__What the task requires__: Among the lines below, return each one that contains the word "Quotes".

(Web page and app entries)

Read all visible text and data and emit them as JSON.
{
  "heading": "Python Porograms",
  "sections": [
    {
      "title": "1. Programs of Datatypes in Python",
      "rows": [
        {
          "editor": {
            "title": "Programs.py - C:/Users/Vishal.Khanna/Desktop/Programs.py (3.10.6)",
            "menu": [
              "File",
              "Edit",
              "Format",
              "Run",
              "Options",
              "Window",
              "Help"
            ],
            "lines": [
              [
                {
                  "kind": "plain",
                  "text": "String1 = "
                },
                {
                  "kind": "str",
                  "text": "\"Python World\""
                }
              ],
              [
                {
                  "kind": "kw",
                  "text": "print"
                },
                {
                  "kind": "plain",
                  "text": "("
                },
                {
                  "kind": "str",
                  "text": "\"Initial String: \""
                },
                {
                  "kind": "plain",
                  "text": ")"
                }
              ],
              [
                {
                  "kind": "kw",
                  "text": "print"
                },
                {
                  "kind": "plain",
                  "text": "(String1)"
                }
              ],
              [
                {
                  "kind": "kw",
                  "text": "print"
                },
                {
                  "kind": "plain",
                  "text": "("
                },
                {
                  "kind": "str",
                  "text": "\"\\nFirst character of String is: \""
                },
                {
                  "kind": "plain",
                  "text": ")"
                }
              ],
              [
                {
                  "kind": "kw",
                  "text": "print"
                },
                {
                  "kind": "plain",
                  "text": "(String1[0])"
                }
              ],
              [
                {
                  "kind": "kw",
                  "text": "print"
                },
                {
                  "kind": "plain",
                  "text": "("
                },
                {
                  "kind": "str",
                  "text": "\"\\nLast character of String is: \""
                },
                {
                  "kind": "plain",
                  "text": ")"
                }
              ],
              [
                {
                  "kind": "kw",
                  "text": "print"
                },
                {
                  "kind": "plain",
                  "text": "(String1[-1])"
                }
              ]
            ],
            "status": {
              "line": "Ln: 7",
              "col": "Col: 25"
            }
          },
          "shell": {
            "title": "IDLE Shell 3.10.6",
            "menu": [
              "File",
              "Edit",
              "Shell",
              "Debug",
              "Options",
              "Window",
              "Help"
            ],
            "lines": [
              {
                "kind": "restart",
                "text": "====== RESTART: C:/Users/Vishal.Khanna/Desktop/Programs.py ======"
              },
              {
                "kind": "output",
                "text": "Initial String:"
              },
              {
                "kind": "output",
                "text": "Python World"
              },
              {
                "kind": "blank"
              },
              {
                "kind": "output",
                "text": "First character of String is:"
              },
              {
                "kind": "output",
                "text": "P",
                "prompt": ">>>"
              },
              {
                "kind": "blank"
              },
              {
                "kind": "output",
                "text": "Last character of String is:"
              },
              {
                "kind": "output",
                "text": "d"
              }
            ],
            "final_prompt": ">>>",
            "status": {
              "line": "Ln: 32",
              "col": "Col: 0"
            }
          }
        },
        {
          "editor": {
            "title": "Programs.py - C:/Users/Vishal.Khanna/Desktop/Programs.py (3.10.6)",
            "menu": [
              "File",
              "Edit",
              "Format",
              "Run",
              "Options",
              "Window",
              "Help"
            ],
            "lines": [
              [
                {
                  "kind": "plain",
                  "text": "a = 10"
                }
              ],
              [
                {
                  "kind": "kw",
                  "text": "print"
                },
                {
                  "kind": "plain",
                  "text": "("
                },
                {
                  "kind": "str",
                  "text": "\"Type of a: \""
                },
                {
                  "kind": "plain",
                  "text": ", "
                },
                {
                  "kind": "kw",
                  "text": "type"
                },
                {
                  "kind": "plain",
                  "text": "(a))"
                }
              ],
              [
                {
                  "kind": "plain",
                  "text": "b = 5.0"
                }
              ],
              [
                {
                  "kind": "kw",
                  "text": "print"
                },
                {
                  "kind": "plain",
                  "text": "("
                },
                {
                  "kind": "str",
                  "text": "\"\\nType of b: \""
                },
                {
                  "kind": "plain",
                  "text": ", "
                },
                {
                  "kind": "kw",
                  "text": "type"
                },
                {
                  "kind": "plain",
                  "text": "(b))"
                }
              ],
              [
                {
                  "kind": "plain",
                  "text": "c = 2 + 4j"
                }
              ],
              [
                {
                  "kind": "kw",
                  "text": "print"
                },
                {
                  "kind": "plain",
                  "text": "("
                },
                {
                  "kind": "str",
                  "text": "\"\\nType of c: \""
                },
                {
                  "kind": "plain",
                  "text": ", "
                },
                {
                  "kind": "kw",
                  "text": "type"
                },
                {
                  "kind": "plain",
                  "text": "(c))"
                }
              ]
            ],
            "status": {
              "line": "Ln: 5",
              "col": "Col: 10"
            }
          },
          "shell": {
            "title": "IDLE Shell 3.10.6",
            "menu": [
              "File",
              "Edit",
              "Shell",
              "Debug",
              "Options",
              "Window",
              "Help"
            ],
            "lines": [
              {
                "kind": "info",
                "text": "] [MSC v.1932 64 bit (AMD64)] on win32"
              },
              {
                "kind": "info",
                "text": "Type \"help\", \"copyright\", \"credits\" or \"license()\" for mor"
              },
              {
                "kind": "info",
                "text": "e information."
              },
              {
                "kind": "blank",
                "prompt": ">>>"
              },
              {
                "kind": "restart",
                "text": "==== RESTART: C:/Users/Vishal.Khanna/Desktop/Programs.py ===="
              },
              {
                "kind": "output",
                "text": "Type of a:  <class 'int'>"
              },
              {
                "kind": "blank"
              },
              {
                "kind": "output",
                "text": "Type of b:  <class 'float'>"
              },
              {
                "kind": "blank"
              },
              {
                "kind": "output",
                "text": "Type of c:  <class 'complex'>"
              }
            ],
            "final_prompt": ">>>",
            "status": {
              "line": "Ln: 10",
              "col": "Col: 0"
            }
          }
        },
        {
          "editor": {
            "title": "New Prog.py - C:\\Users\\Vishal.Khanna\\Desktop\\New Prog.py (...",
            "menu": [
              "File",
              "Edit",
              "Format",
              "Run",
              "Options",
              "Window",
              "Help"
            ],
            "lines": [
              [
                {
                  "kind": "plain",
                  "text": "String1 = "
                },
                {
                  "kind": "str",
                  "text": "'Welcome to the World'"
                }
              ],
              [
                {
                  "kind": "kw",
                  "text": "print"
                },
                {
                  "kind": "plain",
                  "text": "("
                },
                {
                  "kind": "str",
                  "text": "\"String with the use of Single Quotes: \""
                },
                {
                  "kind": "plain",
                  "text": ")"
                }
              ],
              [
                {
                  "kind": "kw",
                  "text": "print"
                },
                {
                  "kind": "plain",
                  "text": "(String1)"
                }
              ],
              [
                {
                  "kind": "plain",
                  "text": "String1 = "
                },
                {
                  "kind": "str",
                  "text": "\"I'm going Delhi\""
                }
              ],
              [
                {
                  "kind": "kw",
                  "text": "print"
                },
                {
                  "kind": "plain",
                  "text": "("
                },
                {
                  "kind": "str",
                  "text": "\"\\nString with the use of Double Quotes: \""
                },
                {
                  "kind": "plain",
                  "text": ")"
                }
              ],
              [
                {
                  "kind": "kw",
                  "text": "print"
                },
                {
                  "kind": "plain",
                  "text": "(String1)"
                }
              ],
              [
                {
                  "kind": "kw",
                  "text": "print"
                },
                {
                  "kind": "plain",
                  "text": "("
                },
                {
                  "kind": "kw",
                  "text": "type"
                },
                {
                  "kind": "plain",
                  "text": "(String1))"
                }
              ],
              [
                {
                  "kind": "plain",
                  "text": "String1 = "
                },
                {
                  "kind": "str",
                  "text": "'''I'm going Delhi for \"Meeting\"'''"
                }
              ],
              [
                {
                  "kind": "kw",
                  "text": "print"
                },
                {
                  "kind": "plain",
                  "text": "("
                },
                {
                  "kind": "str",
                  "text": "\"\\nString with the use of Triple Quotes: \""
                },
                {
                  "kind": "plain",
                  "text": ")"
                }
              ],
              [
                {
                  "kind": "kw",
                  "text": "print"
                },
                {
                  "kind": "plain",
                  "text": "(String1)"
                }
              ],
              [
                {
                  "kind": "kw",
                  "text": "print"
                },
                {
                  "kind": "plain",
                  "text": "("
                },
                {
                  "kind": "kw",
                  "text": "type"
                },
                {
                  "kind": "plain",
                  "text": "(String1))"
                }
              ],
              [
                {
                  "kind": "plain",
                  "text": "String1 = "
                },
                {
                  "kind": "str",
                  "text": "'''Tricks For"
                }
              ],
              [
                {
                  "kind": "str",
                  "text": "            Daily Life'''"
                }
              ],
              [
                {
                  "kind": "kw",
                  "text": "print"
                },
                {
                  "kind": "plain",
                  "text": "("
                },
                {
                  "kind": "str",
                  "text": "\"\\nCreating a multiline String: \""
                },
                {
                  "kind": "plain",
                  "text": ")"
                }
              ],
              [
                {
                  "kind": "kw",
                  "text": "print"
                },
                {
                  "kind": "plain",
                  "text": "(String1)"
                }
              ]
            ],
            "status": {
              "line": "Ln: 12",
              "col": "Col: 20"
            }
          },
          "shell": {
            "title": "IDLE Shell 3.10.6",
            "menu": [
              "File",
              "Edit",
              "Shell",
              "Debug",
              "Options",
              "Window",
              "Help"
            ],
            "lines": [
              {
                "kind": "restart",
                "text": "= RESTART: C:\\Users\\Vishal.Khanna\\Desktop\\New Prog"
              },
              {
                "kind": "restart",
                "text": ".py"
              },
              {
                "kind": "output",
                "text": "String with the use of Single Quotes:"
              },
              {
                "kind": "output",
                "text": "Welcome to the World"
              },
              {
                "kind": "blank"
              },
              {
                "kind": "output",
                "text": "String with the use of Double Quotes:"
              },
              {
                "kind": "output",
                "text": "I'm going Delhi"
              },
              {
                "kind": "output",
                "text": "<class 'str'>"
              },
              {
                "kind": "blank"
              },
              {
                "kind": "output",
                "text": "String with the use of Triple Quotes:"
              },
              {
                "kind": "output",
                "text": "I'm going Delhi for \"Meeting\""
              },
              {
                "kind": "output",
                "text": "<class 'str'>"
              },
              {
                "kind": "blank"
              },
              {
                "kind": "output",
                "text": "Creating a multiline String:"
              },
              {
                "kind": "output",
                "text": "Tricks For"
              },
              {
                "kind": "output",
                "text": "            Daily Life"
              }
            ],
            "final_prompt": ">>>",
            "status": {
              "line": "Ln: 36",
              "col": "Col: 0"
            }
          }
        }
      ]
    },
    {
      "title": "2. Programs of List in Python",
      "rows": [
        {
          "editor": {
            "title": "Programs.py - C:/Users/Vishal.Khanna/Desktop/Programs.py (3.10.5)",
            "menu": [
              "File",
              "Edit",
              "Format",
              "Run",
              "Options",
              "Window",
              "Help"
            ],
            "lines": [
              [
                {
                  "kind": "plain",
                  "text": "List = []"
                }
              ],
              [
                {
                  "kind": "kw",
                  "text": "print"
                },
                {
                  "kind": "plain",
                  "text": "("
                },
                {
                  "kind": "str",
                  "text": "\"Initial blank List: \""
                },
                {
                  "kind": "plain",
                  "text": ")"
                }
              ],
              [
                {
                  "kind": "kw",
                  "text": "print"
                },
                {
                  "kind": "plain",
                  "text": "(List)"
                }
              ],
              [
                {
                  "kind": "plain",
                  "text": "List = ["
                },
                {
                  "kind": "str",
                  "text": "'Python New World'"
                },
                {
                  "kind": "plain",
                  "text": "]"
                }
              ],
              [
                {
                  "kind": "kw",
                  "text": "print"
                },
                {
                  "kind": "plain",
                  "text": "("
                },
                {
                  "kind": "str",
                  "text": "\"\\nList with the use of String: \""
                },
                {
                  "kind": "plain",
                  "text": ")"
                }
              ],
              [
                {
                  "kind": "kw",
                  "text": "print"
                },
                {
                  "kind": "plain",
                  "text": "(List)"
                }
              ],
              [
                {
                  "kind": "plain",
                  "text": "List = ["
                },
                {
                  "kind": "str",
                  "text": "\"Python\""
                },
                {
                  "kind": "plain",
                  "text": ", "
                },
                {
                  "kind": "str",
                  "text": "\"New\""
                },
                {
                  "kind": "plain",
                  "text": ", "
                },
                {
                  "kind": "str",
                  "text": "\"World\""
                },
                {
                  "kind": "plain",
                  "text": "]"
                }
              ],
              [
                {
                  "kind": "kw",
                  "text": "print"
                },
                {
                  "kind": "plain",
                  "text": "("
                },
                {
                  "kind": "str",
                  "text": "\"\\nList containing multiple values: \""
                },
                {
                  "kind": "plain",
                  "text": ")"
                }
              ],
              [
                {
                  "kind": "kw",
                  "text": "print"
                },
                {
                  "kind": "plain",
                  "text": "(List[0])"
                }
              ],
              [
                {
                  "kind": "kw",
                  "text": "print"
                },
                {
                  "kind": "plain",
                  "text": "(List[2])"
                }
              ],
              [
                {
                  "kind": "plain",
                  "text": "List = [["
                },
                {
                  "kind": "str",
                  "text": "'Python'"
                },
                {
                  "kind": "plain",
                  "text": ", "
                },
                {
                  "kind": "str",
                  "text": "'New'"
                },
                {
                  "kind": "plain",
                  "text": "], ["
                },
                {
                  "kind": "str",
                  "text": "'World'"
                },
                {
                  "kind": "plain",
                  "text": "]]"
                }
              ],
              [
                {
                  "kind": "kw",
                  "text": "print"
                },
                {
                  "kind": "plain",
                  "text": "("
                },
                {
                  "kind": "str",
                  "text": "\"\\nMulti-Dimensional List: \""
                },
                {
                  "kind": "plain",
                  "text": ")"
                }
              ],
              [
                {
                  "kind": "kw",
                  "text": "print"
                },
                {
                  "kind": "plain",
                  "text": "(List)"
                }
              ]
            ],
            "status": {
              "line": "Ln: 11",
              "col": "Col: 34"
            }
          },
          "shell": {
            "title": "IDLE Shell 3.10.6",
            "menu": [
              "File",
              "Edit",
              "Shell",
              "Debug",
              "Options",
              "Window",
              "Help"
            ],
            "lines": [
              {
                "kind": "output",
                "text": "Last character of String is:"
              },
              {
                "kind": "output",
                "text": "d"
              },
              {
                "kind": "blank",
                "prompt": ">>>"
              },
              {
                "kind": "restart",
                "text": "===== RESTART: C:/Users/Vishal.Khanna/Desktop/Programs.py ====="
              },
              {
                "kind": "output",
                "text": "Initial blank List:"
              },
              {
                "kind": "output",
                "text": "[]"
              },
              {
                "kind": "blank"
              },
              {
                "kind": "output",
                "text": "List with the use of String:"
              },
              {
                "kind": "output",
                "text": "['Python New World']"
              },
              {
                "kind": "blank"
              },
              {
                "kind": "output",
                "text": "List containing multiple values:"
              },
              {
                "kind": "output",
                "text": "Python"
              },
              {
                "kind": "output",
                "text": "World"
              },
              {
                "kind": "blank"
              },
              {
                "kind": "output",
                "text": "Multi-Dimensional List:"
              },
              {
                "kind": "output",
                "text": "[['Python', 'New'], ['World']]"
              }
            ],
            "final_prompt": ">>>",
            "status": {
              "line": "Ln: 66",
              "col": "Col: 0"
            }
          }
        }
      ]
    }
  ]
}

__Problem solution__:
                  "text": "\"String with the use of Single Quotes: \""
                  "text": "\"\\nString with the use of Double Quotes: \""
                  "text": "\"\\nString with the use of Triple Quotes: \""
                "text": "String with the use of Single Quotes:"
                "text": "String with the use of Double Quotes:"
                "text": "String with the use of Triple Quotes:"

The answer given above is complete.